Attorney argues statute of limitations ran out in Norwalk armed robbery case
STAMFORD — A public defender says charges against his client — accused of shooting a woman during a brazen robbery in a Norwalk grocery store parking lot — should be dismissed because the statute of limitations ran out.
Barry Butler, the Stamford courthouse’s lead public defender, said police arrested his client on a John Doe DNA warrant months after the five-year statute of limitations ran out on the October 2012 incident at the Norwalk Stop & Shop on Connecticut Avenue.
His client, Terrence Police, 34, of Waterbury, was charged in May with first-degree robbery and first-degree assault. Police is being held at the Bridgeport Correctional Center unable to post a $150,000 court appearance bond.
Stamford State’s Attorney Richard Colangelo said his office plans to fight Butler’s motion and will file a response next month.
“At the time the warrant was signed, I believe the state had the ability to sign a John Doe warrant and that will be our position,” Colangelo said.
According to the 16-page motion to dismiss, a man approached a woman outside the grocery store and shot her in the abdomen after she gave him four diamond and platinum rings as well as her Apple iPhone around 1:30 p.m. on Oct. 10, 2012.
The man ran across Connecticut Avenue and disappeared, but security cameras helped police track the suspect and find several items of clothing, a gun and pink phone cover that belonged to the woman. The profile was entered into the state’s Combined Index DNA Identification System, but a match was not found.
In late 2012, police received an anonymous tip from a man who claimed his cousin looked like the suspect in the video that was released to the public. The man said his cousin, Police, also told family members about shooting the woman in the parking lot, according to the defense motion.
Investigators discovered Police was a felon and his DNA had been in the state database since 2008.
With the statute of limitations approaching, Norwalk police wrote an arrest affidavit in April 2017 for a John Doe, an unknown suspect with the DNA profile of the robber. A judge signed the warrant, which remained unserved while the statute of limitations ran out five months later.

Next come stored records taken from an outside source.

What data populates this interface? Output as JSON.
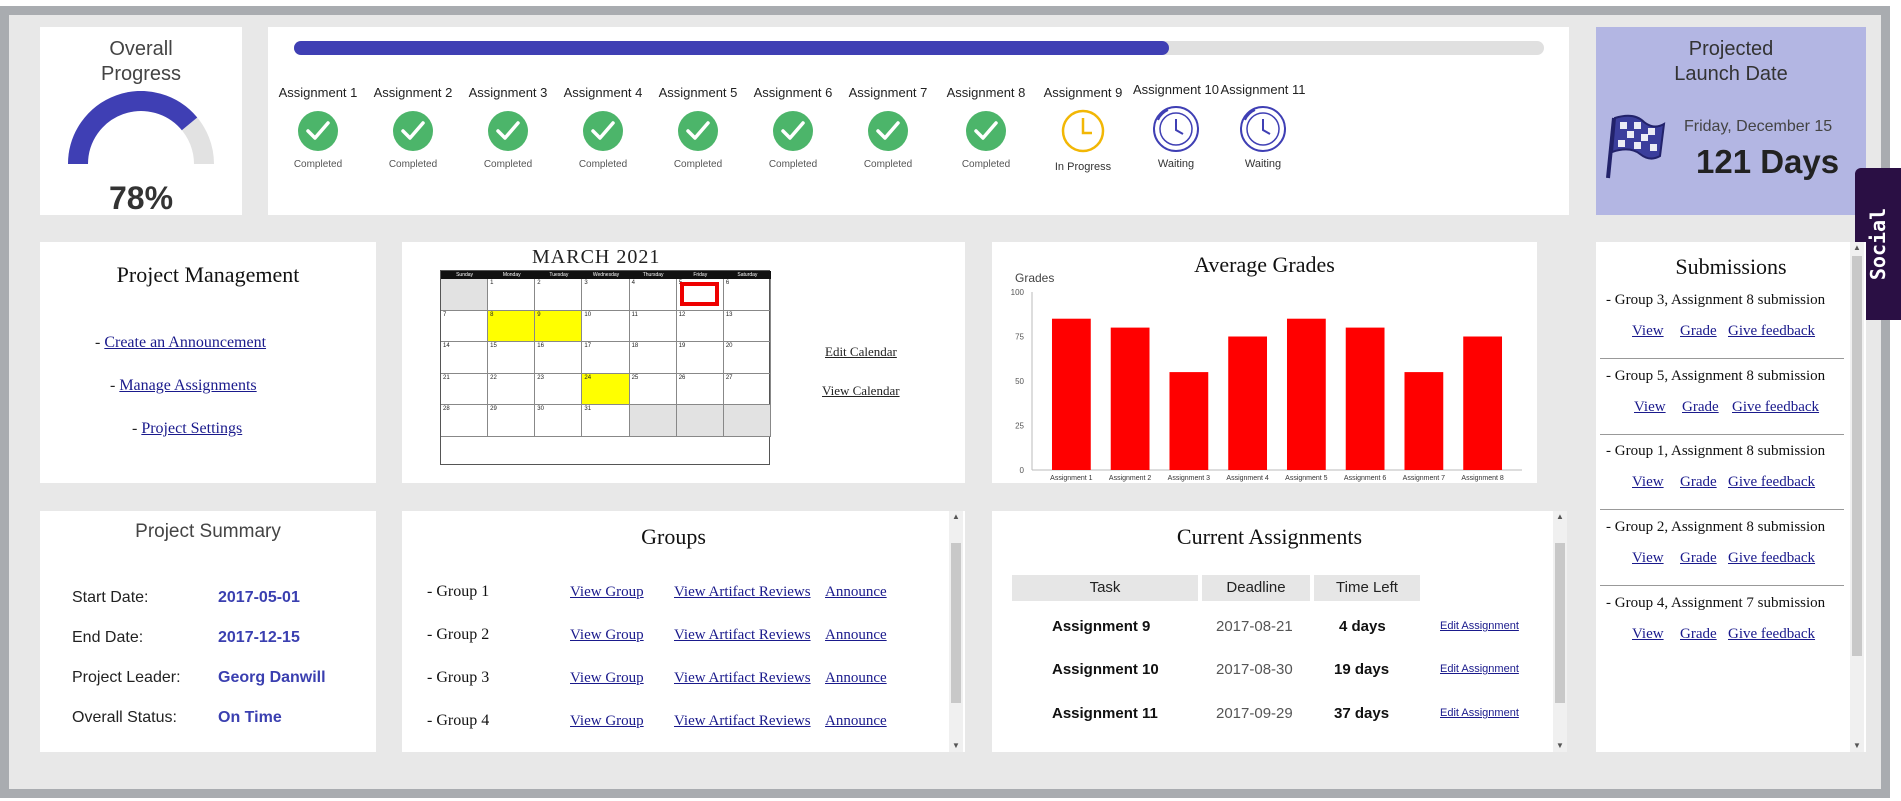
{
  "overall": {
    "title_line1": "Overall",
    "title_line2": "Progress",
    "percent": "78%",
    "progress_fraction": 0.78
  },
  "timeline": {
    "progress_fraction": 0.7,
    "assignments": [
      {
        "name": "Assignment 1",
        "status": "Completed"
      },
      {
        "name": "Assignment 2",
        "status": "Completed"
      },
      {
        "name": "Assignment 3",
        "status": "Completed"
      },
      {
        "name": "Assignment 4",
        "status": "Completed"
      },
      {
        "name": "Assignment 5",
        "status": "Completed"
      },
      {
        "name": "Assignment 6",
        "status": "Completed"
      },
      {
        "name": "Assignment 7",
        "status": "Completed"
      },
      {
        "name": "Assignment 8",
        "status": "Completed"
      },
      {
        "name": "Assignment 9",
        "status": "In Progress"
      },
      {
        "name": "Assignment 10",
        "status": "Waiting"
      },
      {
        "name": "Assignment 11",
        "status": "Waiting"
      }
    ]
  },
  "launch": {
    "title_line1": "Projected",
    "title_line2": "Launch Date",
    "date": "Friday, December 15",
    "days": "121 Days",
    "icon": "checkered-flag-icon"
  },
  "social": {
    "label": "Social"
  },
  "project_management": {
    "title": "Project Management",
    "links": [
      "Create an Announcement",
      "Manage Assignments",
      "Project Settings"
    ]
  },
  "calendar": {
    "title": "MARCH  2021",
    "day_headers": [
      "Sunday",
      "Monday",
      "Tuesday",
      "Wednesday",
      "Thursday",
      "Friday",
      "Saturday"
    ],
    "weeks": [
      [
        "",
        "1",
        "2",
        "3",
        "4",
        "5",
        "6"
      ],
      [
        "7",
        "8",
        "9",
        "10",
        "11",
        "12",
        "13"
      ],
      [
        "14",
        "15",
        "16",
        "17",
        "18",
        "19",
        "20"
      ],
      [
        "21",
        "22",
        "23",
        "24",
        "25",
        "26",
        "27"
      ],
      [
        "28",
        "29",
        "30",
        "31",
        "",
        "",
        ""
      ]
    ],
    "edit_link": "Edit Calendar",
    "view_link": "View Calendar"
  },
  "chart_data": {
    "type": "bar",
    "title": "Average Grades",
    "ylabel": "Grades",
    "xlabel": "",
    "ylim": [
      0,
      100
    ],
    "yticks": [
      0,
      25,
      50,
      75,
      100
    ],
    "categories": [
      "Assignment 1",
      "Assignment 2",
      "Assignment 3",
      "Assignment 4",
      "Assignment 5",
      "Assignment 6",
      "Assignment 7",
      "Assignment 8"
    ],
    "values": [
      85,
      80,
      55,
      75,
      85,
      80,
      55,
      75
    ],
    "color": "#ff0000",
    "grid": false
  },
  "submissions": {
    "title": "Submissions",
    "items": [
      {
        "heading": "- Group 3, Assignment 8 submission"
      },
      {
        "heading": "- Group 5, Assignment 8 submission"
      },
      {
        "heading": "- Group 1, Assignment 8 submission"
      },
      {
        "heading": "- Group 2, Assignment 8 submission"
      },
      {
        "heading": "- Group 4, Assignment 7 submission"
      }
    ],
    "actions": [
      "View",
      "Grade",
      "Give feedback"
    ]
  },
  "summary": {
    "title": "Project Summary",
    "rows": [
      {
        "label": "Start Date:",
        "value": "2017-05-01"
      },
      {
        "label": "End Date:",
        "value": "2017-12-15"
      },
      {
        "label": "Project Leader:",
        "value": "Georg Danwill"
      },
      {
        "label": "Overall Status:",
        "value": "On Time"
      }
    ]
  },
  "groups": {
    "title": "Groups",
    "items": [
      "- Group 1",
      "- Group 2",
      "- Group 3",
      "- Group 4"
    ],
    "actions": [
      "View Group",
      "View Artifact Reviews",
      "Announce"
    ]
  },
  "current": {
    "title": "Current Assignments",
    "headers": [
      "Task",
      "Deadline",
      "Time Left"
    ],
    "rows": [
      {
        "task": "Assignment 9",
        "deadline": "2017-08-21",
        "left": "4 days",
        "action": "Edit Assignment"
      },
      {
        "task": "Assignment 10",
        "deadline": "2017-08-30",
        "left": "19 days",
        "action": "Edit Assignment"
      },
      {
        "task": "Assignment 11",
        "deadline": "2017-09-29",
        "left": "37 days",
        "action": "Edit Assignment"
      }
    ]
  },
  "colors": {
    "accent": "#3f3fb4",
    "complete": "#4cb56a",
    "in_progress": "#f2b705",
    "waiting": "#3f3fb4",
    "launch_bg": "#b3b6e3"
  }
}
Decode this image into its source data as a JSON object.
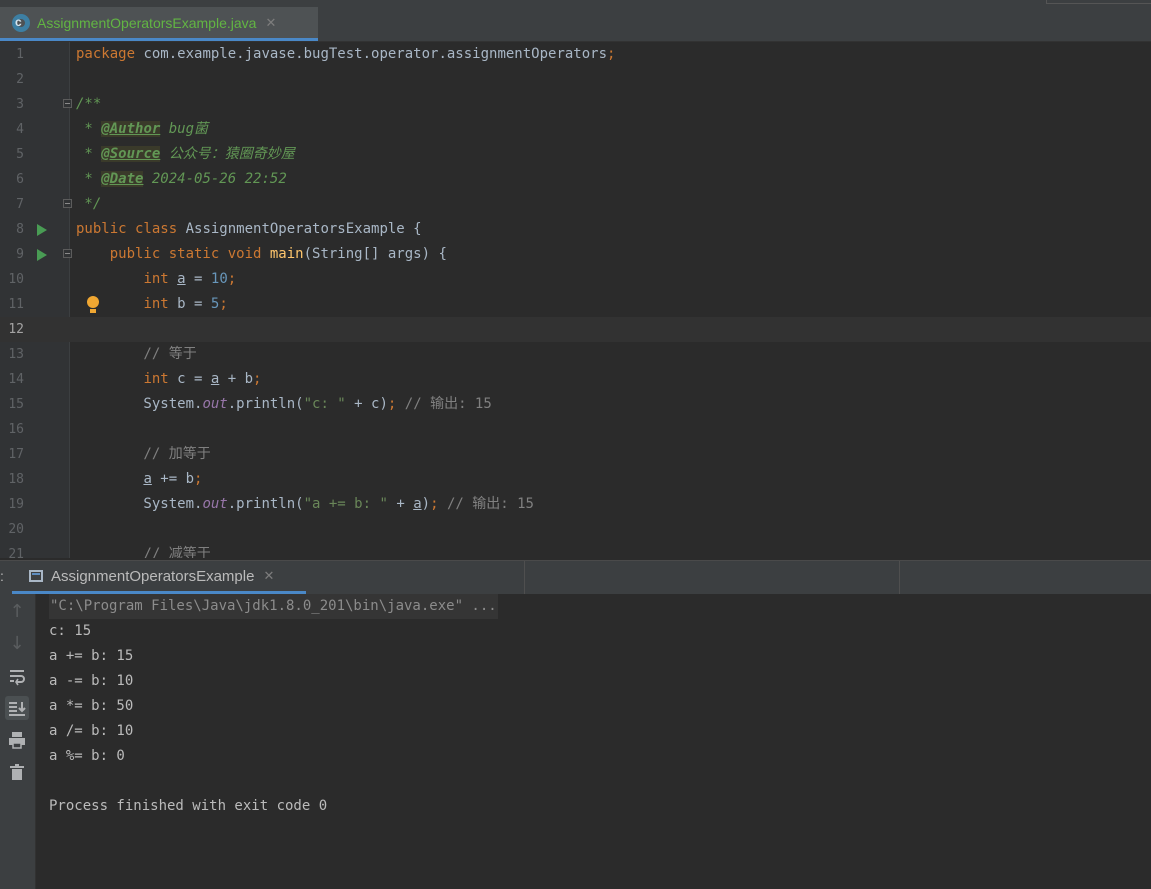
{
  "editor_tab": {
    "filename": "AssignmentOperatorsExample.java",
    "close": "✕"
  },
  "code_lines": [
    "package com.example.javase.bugTest.operator.assignmentOperators;",
    "",
    "/**",
    " * @Author bug菌",
    " * @Source 公众号：猿圈奇妙屋",
    " * @Date 2024-05-26 22:52",
    " */",
    "public class AssignmentOperatorsExample {",
    "    public static void main(String[] args) {",
    "        int a = 10;",
    "        int b = 5;",
    "",
    "        // 等于",
    "        int c = a + b;",
    "        System.out.println(\"c: \" + c); // 输出: 15",
    "",
    "        // 加等于",
    "        a += b;",
    "        System.out.println(\"a += b: \" + a); // 输出: 15",
    "",
    "        // 减等于"
  ],
  "line_numbers": [
    "1",
    "2",
    "3",
    "4",
    "5",
    "6",
    "7",
    "8",
    "9",
    "10",
    "11",
    "12",
    "13",
    "14",
    "15",
    "16",
    "17",
    "18",
    "19",
    "20",
    "21"
  ],
  "current_line": "12",
  "run_panel": {
    "label": ":",
    "tab_name": "AssignmentOperatorsExample",
    "close": "✕",
    "toolbar_icons": [
      "arrow-up-icon",
      "arrow-down-icon",
      "soft-wrap-icon",
      "scroll-to-end-icon",
      "print-icon",
      "trash-icon"
    ]
  },
  "console_output": [
    "\"C:\\Program Files\\Java\\jdk1.8.0_201\\bin\\java.exe\" ...",
    "c: 15",
    "a += b: 15",
    "a -= b: 10",
    "a *= b: 50",
    "a /= b: 10",
    "a %= b: 0",
    "",
    "Process finished with exit code 0"
  ],
  "colors": {
    "accent": "#4a88c7",
    "run_green": "#499c54",
    "bulb": "#f0a732",
    "tab_filename": "#62b543"
  }
}
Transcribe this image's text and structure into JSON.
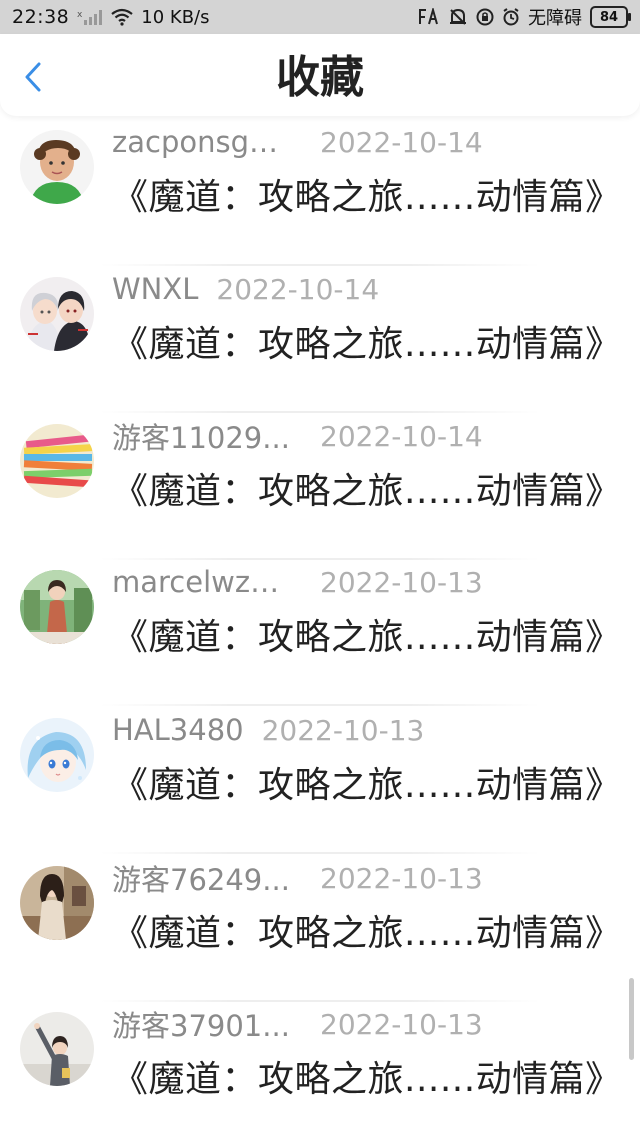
{
  "status_bar": {
    "time": "22:38",
    "speed": "10 KB/s",
    "dnd_text": "无障碍",
    "battery": "84",
    "icons": [
      "signal-x-icon",
      "signal-bars-icon",
      "wifi-icon",
      "fa-icon",
      "notification-off-icon",
      "vpn-icon",
      "alarm-icon",
      "battery-icon"
    ]
  },
  "header": {
    "back_icon": "chevron-left-icon",
    "title": "收藏",
    "accent_color": "#3a8ee6"
  },
  "items": [
    {
      "username": "zacponsge...",
      "date": "2022-10-14",
      "title": "《魔道：攻略之旅......动情篇》",
      "avatar": "boy-green-shirt"
    },
    {
      "username": "WNXL",
      "date": "2022-10-14",
      "title": "《魔道：攻略之旅......动情篇》",
      "avatar": "anime-couple"
    },
    {
      "username": "游客11029...",
      "date": "2022-10-14",
      "title": "《魔道：攻略之旅......动情篇》",
      "avatar": "color-stack"
    },
    {
      "username": "marcelwzo...",
      "date": "2022-10-13",
      "title": "《魔道：攻略之旅......动情篇》",
      "avatar": "girl-garden"
    },
    {
      "username": "HAL3480",
      "date": "2022-10-13",
      "title": "《魔道：攻略之旅......动情篇》",
      "avatar": "anime-blue-hair"
    },
    {
      "username": "游客76249...",
      "date": "2022-10-13",
      "title": "《魔道：攻略之旅......动情篇》",
      "avatar": "woman-cafe"
    },
    {
      "username": "游客37901...",
      "date": "2022-10-13",
      "title": "《魔道：攻略之旅......动情篇》",
      "avatar": "person-waving"
    }
  ]
}
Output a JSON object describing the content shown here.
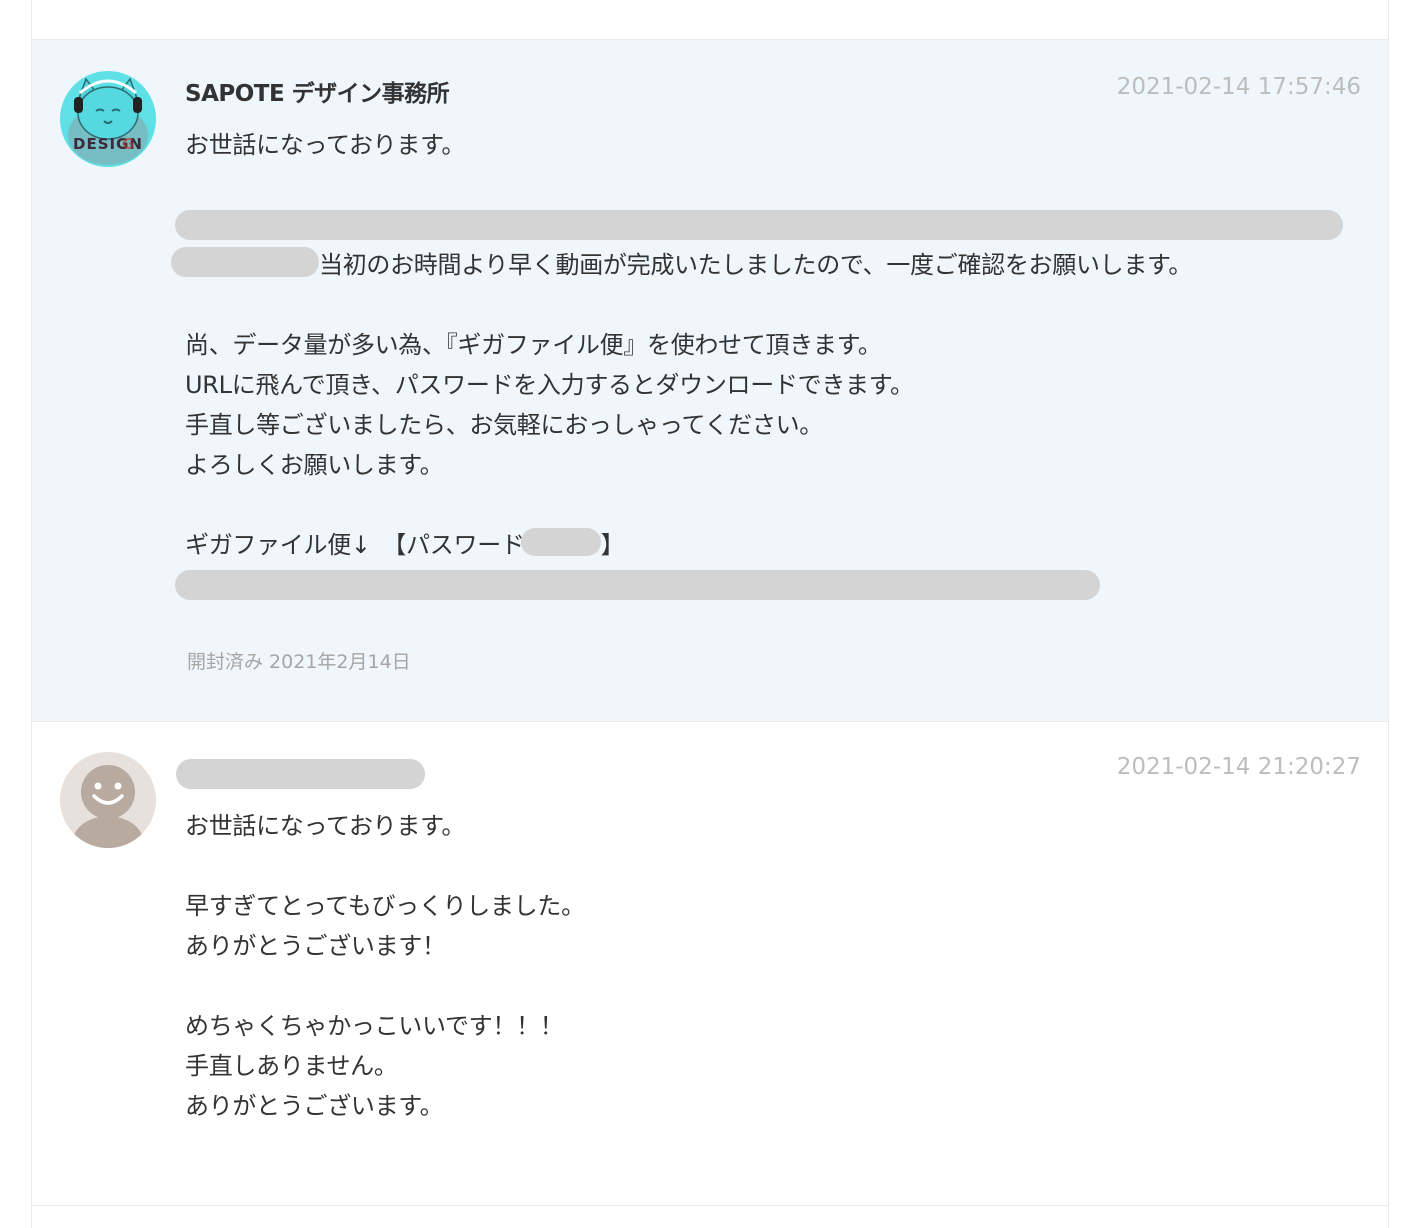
{
  "messages": [
    {
      "sender": "SAPOTE デザイン事務所",
      "timestamp": "2021-02-14 17:57:46",
      "avatar_icon": "design-cat-avatar-icon",
      "lines": {
        "l1": "お世話になっております。",
        "l4": "当初のお時間より早く動画が完成いたしましたので、一度ご確認をお願いします。",
        "l6": "尚、データ量が多い為、『ギガファイル便』を使わせて頂きます。",
        "l7": "URLに飛んで頂き、パスワードを入力するとダウンロードできます。",
        "l8": "手直し等ございましたら、お気軽におっしゃってください。",
        "l9": "よろしくお願いします。",
        "l11a": "ギガファイル便↓　【パスワード",
        "l11b": "】"
      },
      "read_status": "開封済み 2021年2月14日"
    },
    {
      "sender": "",
      "timestamp": "2021-02-14 21:20:27",
      "avatar_icon": "default-user-avatar-icon",
      "lines": {
        "l1": "お世話になっております。",
        "l3": "早すぎてとってもびっくりしました。",
        "l4": "ありがとうございます！",
        "l6": "めちゃくちゃかっこいいです！！！",
        "l7": "手直しありません。",
        "l8": "ありがとうございます。"
      }
    }
  ],
  "colors": {
    "highlight_bg": "#eff7fd",
    "redaction": "#d4d4d5",
    "timestamp": "#bdbdbd",
    "read_status": "#a5a5a5"
  }
}
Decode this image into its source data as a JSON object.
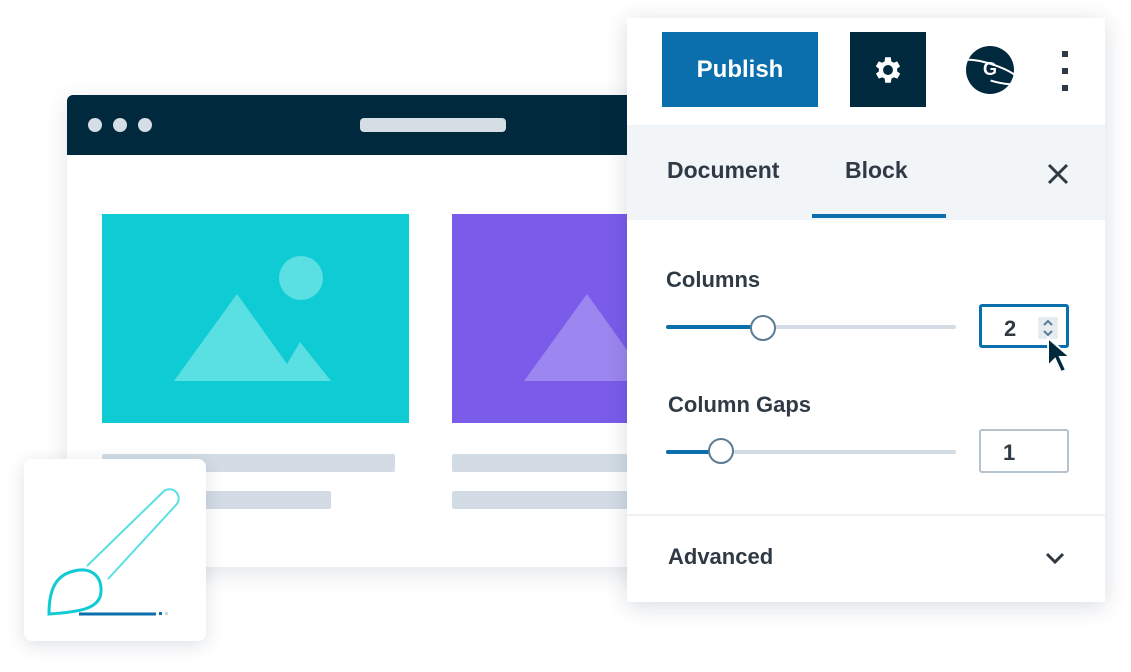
{
  "toolbar": {
    "publish_label": "Publish",
    "settings_icon": "gear-icon",
    "avatar_letter": "G",
    "more_icon": "vertical-ellipsis-icon"
  },
  "tabs": {
    "document": "Document",
    "block": "Block",
    "close_icon": "close-icon"
  },
  "columns": {
    "label": "Columns",
    "value": "2",
    "slider_value": 2
  },
  "column_gaps": {
    "label": "Column Gaps",
    "value": "1",
    "slider_value": 1
  },
  "advanced": {
    "label": "Advanced",
    "icon": "chevron-down-icon"
  },
  "colors": {
    "accent": "#0a6fac",
    "dark": "#00293d",
    "teal": "#0ecbd4",
    "purple": "#7b5cea"
  }
}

Investigators arrested Police this spring and took another DNA swab, which matched the sample taken from the Norwalk robbery evidence, the motion said. The report said the DNA could have come from three other contributors, but it was between 1.2 billion and 100 billion times more likely that it came from Police, the motion said.
But Butler said the Connecticut Constitution and the U.S. Constitution’s 8th and 14th amendments require the charges be dismissed because there is no justification for continuing prosecution of the case after the statute of limitations ran out.
Butler says investigators could have arrested Police after his cousin came forward and since they already had his DNA on file.
Butler also points out precedents in U.S. Supreme Court cases, including one involving Robert Toussie, who had his 1967 conviction tossed for failing to register for the draft in 1959.
“Such a limitation is designed to protect individuals from having to defend themselves against charges when the basic facts may have become obscured by the passage of time and to minimize the danger of official punishment because of acts in the far-distant past,” Justice Hugo Black wrote in that Supreme Court decision.
Butler also pointed out the state Legislature, not the courts, establish the statute of limitations. Most serious felonies, including murder and kidnapping, do not have prosecution limits. Butler also said most John Doe warrants are filed in sexual assault cases.
“While Connecticut can weigh in on either side of the issue of whether the statute of limitations could be tolled by the use of a John Doe warrant, the particular facts of this single isolated non-sexual assault case calls for the dismissal of charges in this matter,” Butler wrote.